GOAL OF THE EXERCISE
Repeat the records exactly, so that each line matches the original.

RECORDS SUPPLIED

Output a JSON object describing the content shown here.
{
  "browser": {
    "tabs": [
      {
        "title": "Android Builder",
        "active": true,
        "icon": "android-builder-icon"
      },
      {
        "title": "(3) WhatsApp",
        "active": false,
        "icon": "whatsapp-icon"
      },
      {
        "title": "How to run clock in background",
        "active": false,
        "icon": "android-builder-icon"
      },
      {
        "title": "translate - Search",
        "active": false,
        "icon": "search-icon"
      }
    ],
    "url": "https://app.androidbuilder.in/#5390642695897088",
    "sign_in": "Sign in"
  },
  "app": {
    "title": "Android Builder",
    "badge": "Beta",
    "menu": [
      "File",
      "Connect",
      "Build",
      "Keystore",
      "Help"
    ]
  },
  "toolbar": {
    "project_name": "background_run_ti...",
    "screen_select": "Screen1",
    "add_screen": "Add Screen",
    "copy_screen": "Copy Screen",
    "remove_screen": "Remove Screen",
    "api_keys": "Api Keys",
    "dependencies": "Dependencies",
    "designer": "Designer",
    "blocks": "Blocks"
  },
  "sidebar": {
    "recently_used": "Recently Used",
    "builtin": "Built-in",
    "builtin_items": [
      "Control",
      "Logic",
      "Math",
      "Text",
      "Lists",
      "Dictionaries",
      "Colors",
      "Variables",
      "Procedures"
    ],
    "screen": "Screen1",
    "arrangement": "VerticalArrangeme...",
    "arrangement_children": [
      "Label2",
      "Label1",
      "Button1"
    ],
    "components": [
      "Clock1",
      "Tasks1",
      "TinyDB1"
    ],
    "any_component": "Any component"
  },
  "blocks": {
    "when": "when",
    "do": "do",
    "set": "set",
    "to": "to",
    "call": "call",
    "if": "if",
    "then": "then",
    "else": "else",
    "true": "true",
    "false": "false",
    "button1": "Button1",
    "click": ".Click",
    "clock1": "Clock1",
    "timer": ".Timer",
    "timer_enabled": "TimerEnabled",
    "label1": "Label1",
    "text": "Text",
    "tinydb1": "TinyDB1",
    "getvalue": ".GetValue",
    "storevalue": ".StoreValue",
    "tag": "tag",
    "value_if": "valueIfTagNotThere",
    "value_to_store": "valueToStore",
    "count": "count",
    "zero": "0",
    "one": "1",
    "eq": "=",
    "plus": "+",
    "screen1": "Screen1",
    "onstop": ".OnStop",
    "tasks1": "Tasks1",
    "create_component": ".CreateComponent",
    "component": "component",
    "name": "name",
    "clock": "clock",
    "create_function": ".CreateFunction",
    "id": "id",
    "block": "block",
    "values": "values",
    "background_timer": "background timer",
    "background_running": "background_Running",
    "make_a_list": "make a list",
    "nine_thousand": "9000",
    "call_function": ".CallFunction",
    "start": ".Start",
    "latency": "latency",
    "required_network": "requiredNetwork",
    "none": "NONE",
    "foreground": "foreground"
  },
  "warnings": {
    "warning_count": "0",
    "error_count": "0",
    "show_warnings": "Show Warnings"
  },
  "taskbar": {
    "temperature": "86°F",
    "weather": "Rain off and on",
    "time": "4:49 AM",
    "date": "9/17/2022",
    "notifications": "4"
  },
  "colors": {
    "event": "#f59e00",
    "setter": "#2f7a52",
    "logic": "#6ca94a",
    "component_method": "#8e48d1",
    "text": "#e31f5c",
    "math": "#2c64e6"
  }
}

OUTPUT
Output a JSON object describing the content shown here.
{
  "browser": {
    "tabs": [
      {
        "title": "Android Builder",
        "active": true,
        "icon": "android-builder-icon"
      },
      {
        "title": "(3) WhatsApp",
        "active": false,
        "icon": "whatsapp-icon"
      },
      {
        "title": "How to run clock in background",
        "active": false,
        "icon": "android-builder-icon"
      },
      {
        "title": "translate - Search",
        "active": false,
        "icon": "search-icon"
      }
    ],
    "url": "https://app.androidbuilder.in/#5390642695897088",
    "sign_in": "Sign in"
  },
  "app": {
    "title": "Android Builder",
    "badge": "Beta",
    "menu": [
      "File",
      "Connect",
      "Build",
      "Keystore",
      "Help"
    ]
  },
  "toolbar": {
    "project_name": "background_run_ti...",
    "screen_select": "Screen1",
    "add_screen": "Add Screen",
    "copy_screen": "Copy Screen",
    "remove_screen": "Remove Screen",
    "api_keys": "Api Keys",
    "dependencies": "Dependencies",
    "designer": "Designer",
    "blocks": "Blocks"
  },
  "sidebar": {
    "recently_used": "Recently Used",
    "builtin": "Built-in",
    "builtin_items": [
      "Control",
      "Logic",
      "Math",
      "Text",
      "Lists",
      "Dictionaries",
      "Colors",
      "Variables",
      "Procedures"
    ],
    "screen": "Screen1",
    "arrangement": "VerticalArrangeme...",
    "arrangement_children": [
      "Label2",
      "Label1",
      "Button1"
    ],
    "components": [
      "Clock1",
      "Tasks1",
      "TinyDB1"
    ],
    "any_component": "Any component"
  },
  "blocks": {
    "when": "when",
    "do": "do",
    "set": "set",
    "to": "to",
    "call": "call",
    "if": "if",
    "then": "then",
    "else": "else",
    "true": "true",
    "false": "false",
    "button1": "Button1",
    "click": ".Click",
    "clock1": "Clock1",
    "timer": ".Timer",
    "timer_enabled": "TimerEnabled",
    "label1": "Label1",
    "text": "Text",
    "tinydb1": "TinyDB1",
    "getvalue": ".GetValue",
    "storevalue": ".StoreValue",
    "tag": "tag",
    "value_if": "valueIfTagNotThere",
    "value_to_store": "valueToStore",
    "count": "count",
    "zero": "0",
    "one": "1",
    "eq": "=",
    "plus": "+",
    "screen1": "Screen1",
    "onstop": ".OnStop",
    "tasks1": "Tasks1",
    "create_component": ".CreateComponent",
    "component": "component",
    "name": "name",
    "clock": "clock",
    "create_function": ".CreateFunction",
    "id": "id",
    "block": "block",
    "values": "values",
    "background_timer": "background timer",
    "background_running": "background_Running",
    "make_a_list": "make a list",
    "nine_thousand": "9000",
    "call_function": ".CallFunction",
    "start": ".Start",
    "latency": "latency",
    "required_network": "requiredNetwork",
    "none": "NONE",
    "foreground": "foreground"
  },
  "warnings": {
    "warning_count": "0",
    "error_count": "0",
    "show_warnings": "Show Warnings"
  },
  "taskbar": {
    "temperature": "86°F",
    "weather": "Rain off and on",
    "time": "4:49 AM",
    "date": "9/17/2022",
    "notifications": "4"
  },
  "colors": {
    "event": "#f59e00",
    "setter": "#2f7a52",
    "logic": "#6ca94a",
    "component_method": "#8e48d1",
    "text": "#e31f5c",
    "math": "#2c64e6"
  }
}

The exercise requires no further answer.